The legislation, House Bill 2253, defines life as beginning at the moment of fertilization. It also bans all state taxpayer support for abortions, bans abortions performed solely because of the baby’s sex, prohibits abortion providers from being involved in public school sex education classes, and requires patients seeking abortions to be provided with information on gestational development and other abortion-related topics.
“Some people don’t want the state to pay for (abortions) in any way, shape or form,” Pilcher-Cook said of the bill’s primary thrust. “And others don’t have a problem with it. This legislation takes payment for it out of the government realm so that each individual can decide how their money is spent on that subject.”

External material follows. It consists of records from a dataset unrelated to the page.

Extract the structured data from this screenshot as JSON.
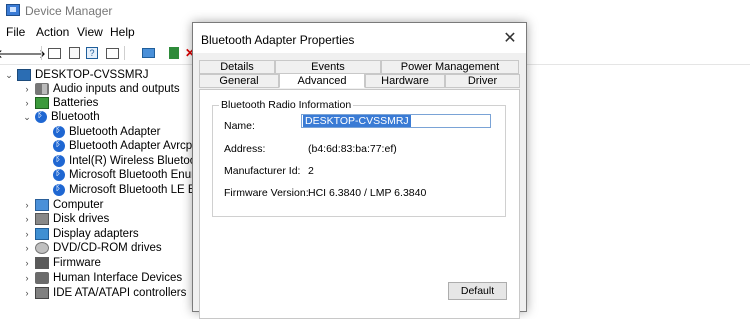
{
  "window": {
    "title": "Device Manager"
  },
  "menu": [
    "File",
    "Action",
    "View",
    "Help"
  ],
  "tree": {
    "root": "DESKTOP-CVSSMRJ",
    "items": [
      {
        "label": "Audio inputs and outputs",
        "icon": "speaker-icon"
      },
      {
        "label": "Batteries",
        "icon": "battery-icon"
      },
      {
        "label": "Bluetooth",
        "icon": "bluetooth-icon"
      },
      {
        "label": "Bluetooth Adapter",
        "icon": "bluetooth-icon"
      },
      {
        "label": "Bluetooth Adapter  Avrcp Tran",
        "icon": "bluetooth-icon"
      },
      {
        "label": "Intel(R) Wireless Bluetooth(R)",
        "icon": "bluetooth-icon"
      },
      {
        "label": "Microsoft Bluetooth Enumera",
        "icon": "bluetooth-icon"
      },
      {
        "label": "Microsoft Bluetooth LE Enum",
        "icon": "bluetooth-icon"
      },
      {
        "label": "Computer",
        "icon": "monitor-icon"
      },
      {
        "label": "Disk drives",
        "icon": "disk-icon"
      },
      {
        "label": "Display adapters",
        "icon": "display-adapter-icon"
      },
      {
        "label": "DVD/CD-ROM drives",
        "icon": "dvd-icon"
      },
      {
        "label": "Firmware",
        "icon": "firmware-icon"
      },
      {
        "label": "Human Interface Devices",
        "icon": "hid-icon"
      },
      {
        "label": "IDE ATA/ATAPI controllers",
        "icon": "ide-icon"
      }
    ]
  },
  "dialog": {
    "title": "Bluetooth Adapter  Properties",
    "tabs_top": [
      "Details",
      "Events",
      "Power Management"
    ],
    "tabs_bottom": [
      "General",
      "Advanced",
      "Hardware",
      "Driver"
    ],
    "active_tab": "Advanced",
    "group_title": "Bluetooth Radio Information",
    "fields": {
      "name_label": "Name:",
      "name_value": "DESKTOP-CVSSMRJ",
      "address_label": "Address:",
      "address_value": "(b4:6d:83:ba:77:ef)",
      "manufacturer_label": "Manufacturer Id:",
      "manufacturer_value": "2",
      "firmware_label": "Firmware Version:",
      "firmware_value": "HCI 6.3840  /  LMP 6.3840"
    },
    "default_button": "Default"
  }
}
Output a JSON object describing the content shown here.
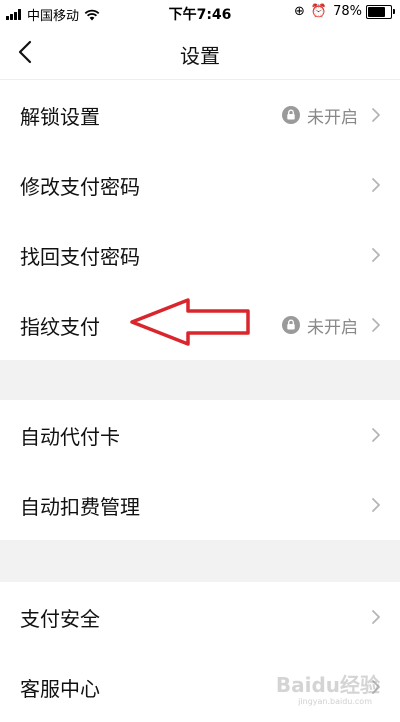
{
  "status_bar": {
    "carrier": "中国移动",
    "time": "下午7:46",
    "battery_percent": "78%",
    "battery_level": 0.78
  },
  "nav": {
    "title": "设置"
  },
  "sections": [
    {
      "rows": [
        {
          "label": "解锁设置",
          "status": "未开启"
        },
        {
          "label": "修改支付密码"
        },
        {
          "label": "找回支付密码"
        },
        {
          "label": "指纹支付",
          "status": "未开启"
        }
      ]
    },
    {
      "rows": [
        {
          "label": "自动代付卡"
        },
        {
          "label": "自动扣费管理"
        }
      ]
    },
    {
      "rows": [
        {
          "label": "支付安全"
        },
        {
          "label": "客服中心"
        }
      ]
    }
  ],
  "colors": {
    "annotation_arrow": "#d9262c",
    "section_gap": "#f2f2f2",
    "secondary_text": "#888888"
  },
  "watermark": {
    "text": "Baidu经验",
    "url_text": "jingyan.baidu.com"
  }
}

The bill does not place any new limitations on abortions themselves, Pilcher-Cook added.
But Rep. Barbara Bollier, a Mission Hills Republican who voted against the bill, said elements of the legislation could lead to reduced access to abortion.
Bollier, a moderate Republican and former physician, said one of her concerns is that the bill prevents women from deducting medical costs related to abortion services on their state income taxes. Such costs are “private, protected information that she should not have to put on a tax return,” Bollier said.
She also expressed concern about the bill’s requirement that doctors inform patients seeking abortions about the link between abortion and breast cancer. Abortion opponents say there is evidence that women who carry a fetus to term run a lower risk of breast cancer. But Bollier said “there is no medically proven link” between abortion and breast cancer.
“The concern I have is that there is medically incorrect information included in the bill, and no one would agree to amend it out,” Bollier said. “It’s a slippery slope when we start dictating that doctors discuss information that is not medically proven.”
According to Pilcher-Cook, the legislation does not tell the doctor what to say about the risk of breast cancer. The physician “could say there is no risk,” Pilcher-Cook said. “All the law says is that he has to cover that topic with the patient.”
Bollier, however, said some medical providers may have trouble discerning between the letter of Kansas abortion law and the increasingly anti-abortion spirit behind it.
“I think some providers will be discouraged from performing abortions even when there is a medical emergency,” Bollier said. “I worry that some woman is going to die because of that.”
Bollier said she thought the conservative Republican majorities now controlling the Kansas Legislature would “absolutely” overturn Roe v. Wade, the 1973 U.S. Supreme Court decision allowing abortion in limited circumstances, if they could. But she doesn’t believe that’s what voters want.